The sources referenced by the court provide useful guidance on when a tribunal's reasons in other decisions are appropriate to review. In Dunsmuir v New Brunswick, 2008 SCC 9 [Dunsmuir], the Supreme Court of Canada set out the parameters of the reasonableness standard of review, and noted that deference expressly does not include "subservien[ce] to the determinations of decision makers, or … blind reference to their interpretations, or … pay[ing] lip service to the concept of reasonableness review while in fact imposing their own view." Deference, rather, "imports respect for the decision-making process of adjudicative bodies", which requires of the courts "not submission but a respectful attention to the reasons offered or which could be offered in support of a decision". The court quoted Dyzenhaus, who states:

"Reasonable" means here that the reasons do in fact or in principle support the conclusion reached. That is, even if the reasons in fact given do not seem wholly adequate to support the decision, the court must first seek to supplement them before it seeks to subvert them. For if it is right that among the reasons for deference are the appointment of the tribunal and not the court as the front line adjudicator, the tribunal's proximity to the dispute, its expertise, etc, then it is also the case that its decision should be presumed to be correct even if its reasons are in some respects defective.

[Emphasis added]

While respectful attention to the reasons "which could be offered in support of a decision" appears open-ended, Canadian courts have held, in decisions issued subsequent to Dunsmuir, that "could be offered" does not permit a court to determine what the tribunal's reasons should have been, to consider reasons that are merely conceivable but not actually provided, or to allow reasons that could have been given, but were not, noting that "[t]o do so would seriously undermine the standard of reasonableness based upon the existence of justification, transparency and intelligibility...." Rather, the court's capacity to look at reasons that "could be offered" requires the court to consider whether the reasons provided, in fact or in principle, support the conclusion reached, and the importance of giving proper reasons for an administrative decision must not be diluted.1

In Alberta (Information and Privacy Commissioner) v Alberta Teachers' Association, 2011 SCC 61 [Alberta Teachers'], the Supreme Court of Canada was careful to delineate the circumstances that called for looking to the tribunal's other decisions:

In the present case, the Court need not look far to discover a reasonable basis for the adjudicator's decision. ... The existence of other decisions of a tribunal on the same issue can be of assistance to a reviewing court in determining whether a reasonable basis for the tribunal's decision exists.
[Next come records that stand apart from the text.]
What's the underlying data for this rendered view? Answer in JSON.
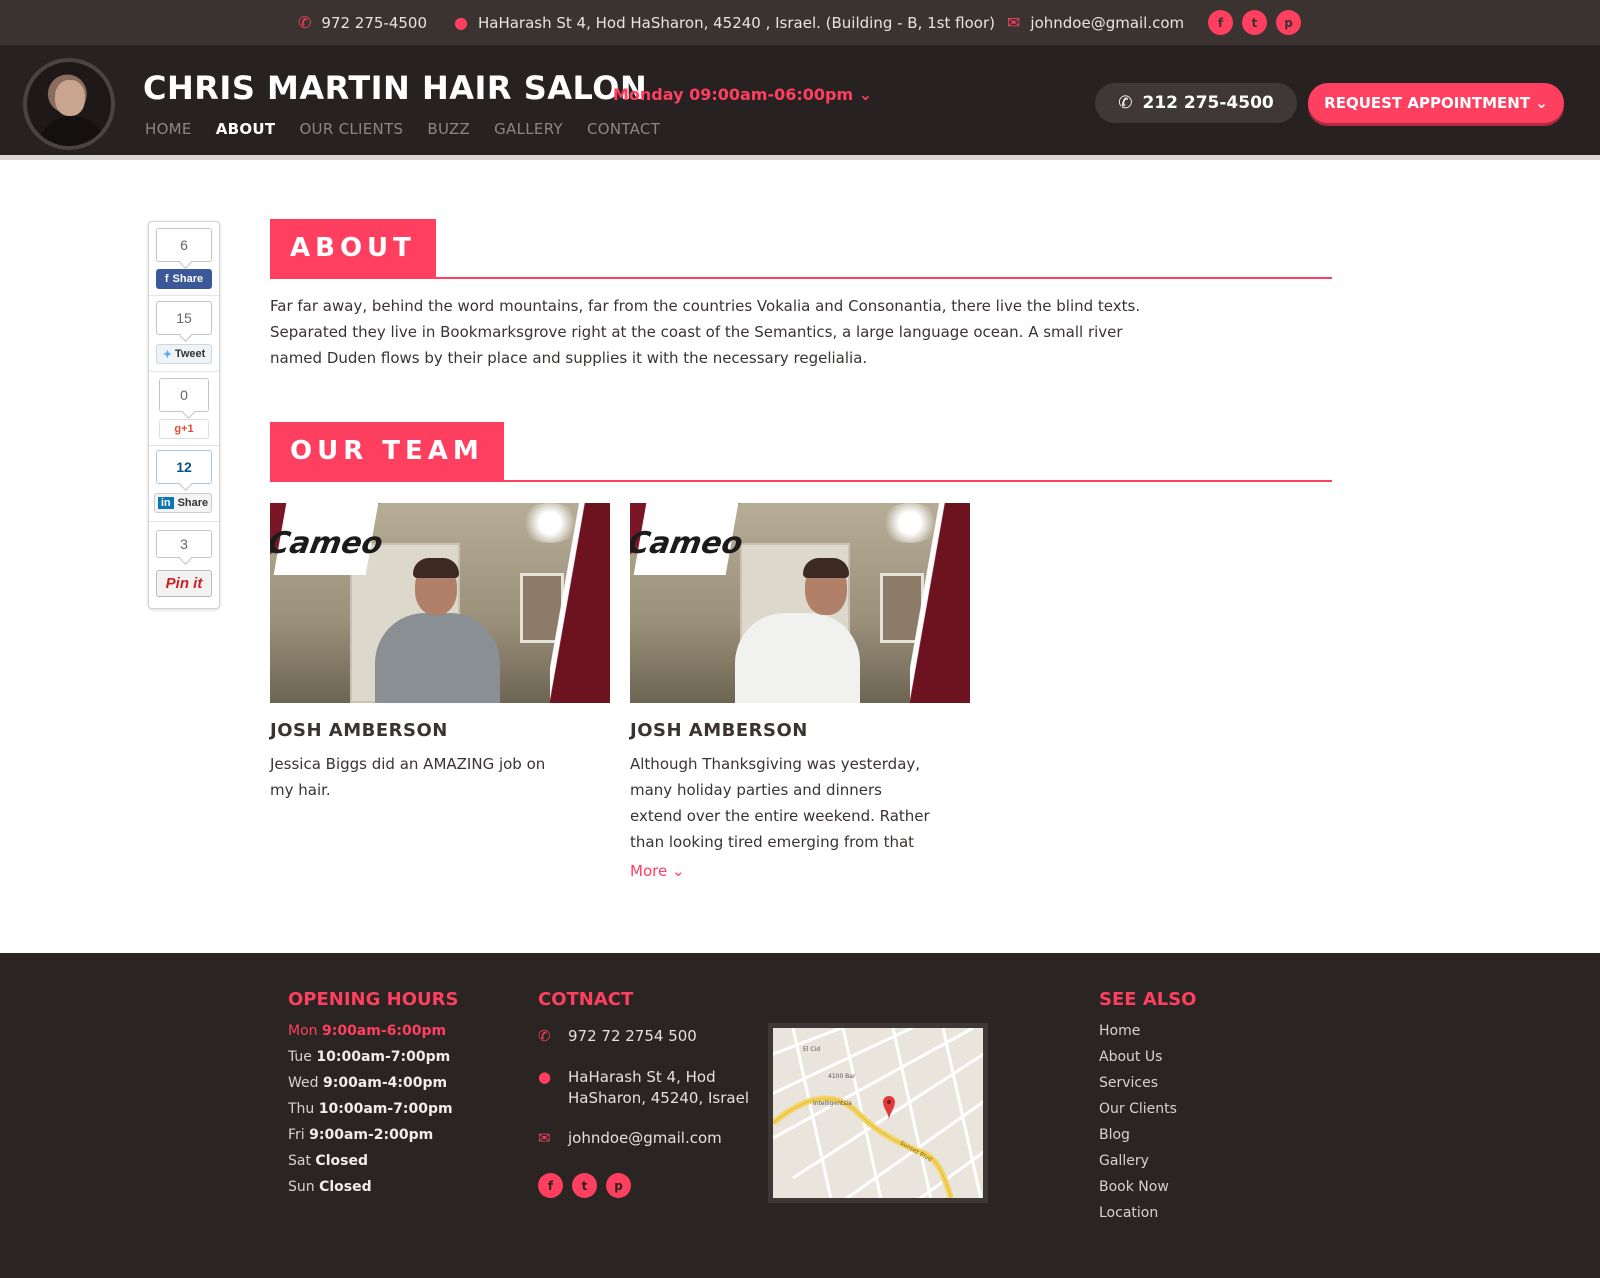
{
  "topbar": {
    "phone": "972 275-4500",
    "address": "HaHarash St 4, Hod HaSharon, 45240 , Israel. (Building - B, 1st floor)",
    "email": "johndoe@gmail.com",
    "social": [
      "facebook",
      "twitter",
      "pinterest"
    ]
  },
  "header": {
    "title": "CHRIS MARTIN HAIR SALON",
    "hours": "Monday 09:00am-06:00pm",
    "nav": [
      "HOME",
      "ABOUT",
      "OUR CLIENTS",
      "BUZZ",
      "GALLERY",
      "CONTACT"
    ],
    "active_nav": "ABOUT",
    "phone_button": "212 275-4500",
    "request_button": "REQUEST APPOINTMENT"
  },
  "share": {
    "facebook": {
      "count": "6",
      "label": "Share"
    },
    "twitter": {
      "count": "15",
      "label": "Tweet"
    },
    "gplus": {
      "count": "0",
      "label": "+1"
    },
    "linkedin": {
      "count": "12",
      "label": "Share"
    },
    "pinterest": {
      "count": "3",
      "label": "Pin it"
    }
  },
  "about": {
    "heading": "ABOUT",
    "text": "Far far away, behind the word mountains, far from the countries Vokalia and Consonantia, there live the blind texts. Separated they live in Bookmarksgrove right at the coast of the Semantics, a large language ocean. A small river named Duden flows by their place and supplies it with the necessary regelialia."
  },
  "team": {
    "heading": "OUR TEAM",
    "photo_logo": "Cameo",
    "members": [
      {
        "name": "JOSH AMBERSON",
        "text": "Jessica Biggs did an AMAZING job on my hair."
      },
      {
        "name": "JOSH AMBERSON",
        "text": "Although Thanksgiving was yesterday, many holiday parties and dinners extend over the entire weekend. Rather than looking tired emerging from that turkey",
        "more": "More"
      }
    ]
  },
  "footer": {
    "hours_title": "OPENING HOURS",
    "hours": [
      {
        "day": "Mon",
        "time": "9:00am-6:00pm"
      },
      {
        "day": "Tue",
        "time": "10:00am-7:00pm"
      },
      {
        "day": "Wed",
        "time": "9:00am-4:00pm"
      },
      {
        "day": "Thu",
        "time": "10:00am-7:00pm"
      },
      {
        "day": "Fri",
        "time": "9:00am-2:00pm"
      },
      {
        "day": "Sat",
        "time": "Closed"
      },
      {
        "day": "Sun",
        "time": "Closed"
      }
    ],
    "contact_title": "COTNACT",
    "contact_phone": "972 72 2754 500",
    "contact_address_1": "HaHarash St 4, Hod",
    "contact_address_2": "HaSharon, 45240, Israel",
    "contact_email": "johndoe@gmail.com",
    "map_labels": [
      "El Cid",
      "4100 Bar",
      "Intelligentsia",
      "Sunset Blvd"
    ],
    "see_title": "SEE ALSO",
    "see_links": [
      "Home",
      "About Us",
      "Services",
      "Our Clients",
      "Blog",
      "Gallery",
      "Book Now",
      "Location"
    ]
  },
  "colors": {
    "accent": "#ff3f5f",
    "dark": "#272221",
    "footer": "#2a2423"
  }
}
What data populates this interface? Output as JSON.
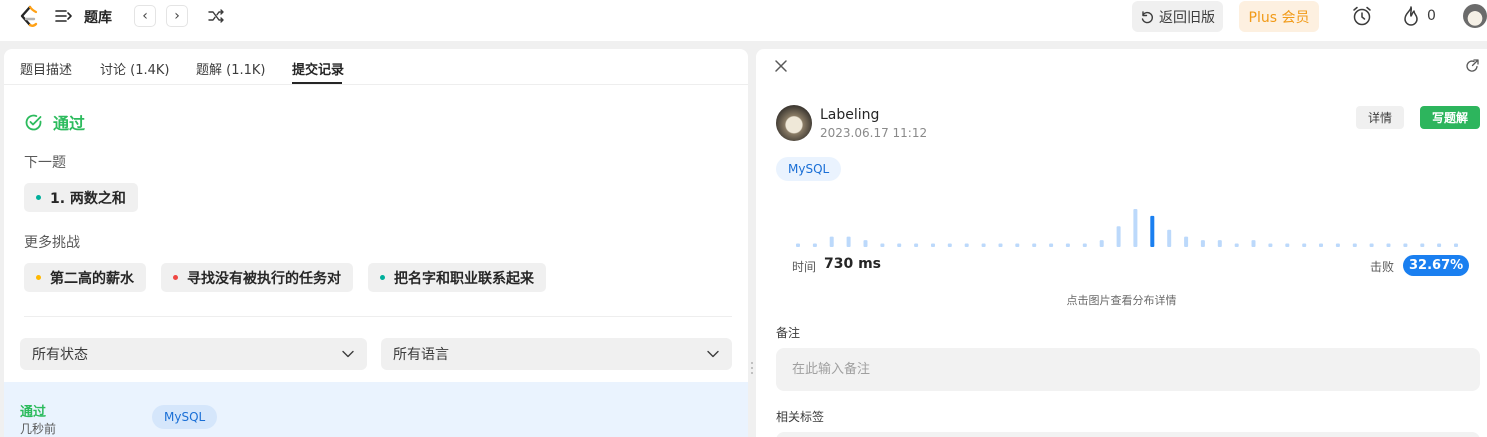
{
  "topbar": {
    "title": "题库",
    "prev_label": "‹",
    "next_label": "›",
    "old_version_label": "返回旧版",
    "plus_label": "Plus 会员",
    "fire_count": "0"
  },
  "left": {
    "tabs": [
      {
        "label": "题目描述"
      },
      {
        "label": "讨论 (1.4K)"
      },
      {
        "label": "题解 (1.1K)"
      },
      {
        "label": "提交记录"
      }
    ],
    "status": "通过",
    "next_label": "下一题",
    "next_problem": "1. 两数之和",
    "more_label": "更多挑战",
    "challenges": [
      {
        "label": "第二高的薪水",
        "color": "#ffb800"
      },
      {
        "label": "寻找没有被执行的任务对",
        "color": "#ef4743"
      },
      {
        "label": "把名字和职业联系起来",
        "color": "#00af9b"
      }
    ],
    "next_problem_color": "#00af9b",
    "status_filter": "所有状态",
    "lang_filter": "所有语言",
    "submission": {
      "status": "通过",
      "time": "几秒前",
      "lang": "MySQL"
    }
  },
  "right": {
    "user_name": "Labeling",
    "date": "2023.06.17 11:12",
    "detail_label": "详情",
    "write_label": "写题解",
    "lang": "MySQL",
    "time_label": "时间",
    "time_value": "730 ms",
    "beat_label": "击败",
    "beat_value": "32.67%",
    "hint": "点击图片查看分布详情",
    "note_label": "备注",
    "note_placeholder": "在此输入备注",
    "tags_label": "相关标签"
  },
  "chart_data": {
    "type": "bar",
    "values": [
      1,
      1,
      3,
      3,
      2,
      1,
      1,
      1,
      1,
      1,
      1,
      1,
      1,
      1,
      1,
      1,
      1,
      1,
      2,
      6,
      11,
      9,
      5,
      3,
      2,
      2,
      1,
      2,
      1,
      1,
      1,
      1,
      1,
      1,
      1,
      1,
      1,
      1,
      1,
      1
    ],
    "highlight_index": 21,
    "colors": {
      "normal": "#bcd9fb",
      "highlight": "#1a7ff0"
    }
  }
}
In this case, a review of the reasons of the Commissioner and the adjudicators in other cases allows this Court to determine without difficulty that a reasonable basis exists for the adjudicator’s implied decision in this case. Indeed, in the circumstances here, it is safe to assume that the numerous and consistent reasons in these decisions would have been the reasons of the adjudicator in this case.

[Emphasis added]

The court's statement in Capilano that a court may look at a tribunal's other decisions must therefore be understood based on the context and sources from which it arose in that case. The principles arising from that context and those sources may be summarized as follows:

  1. A tribunal's other decisions may only be relevant where the decision under review is based on a tribunal's implicit reasons and the lack of reasons is not itself a breach of procedural fairness.
  2. If the reasons given do not seem wholly adequate to support the decision, the court must first seek to supplement them before it seeks to subvert them.
  3. The court's capacity to look at the reasons that the tribunal "could have offered" must not dilute the importance of giving proper reasons for an administrative decision.
  4. It is appropriate to look at other decisions only where the tribunal has been "numerous and consistent" in its decisions on the given issue.
  5. A tribunal's other decisions at best provide "assistance" to the reviewing court, and do not take precedence over the actual reasons given.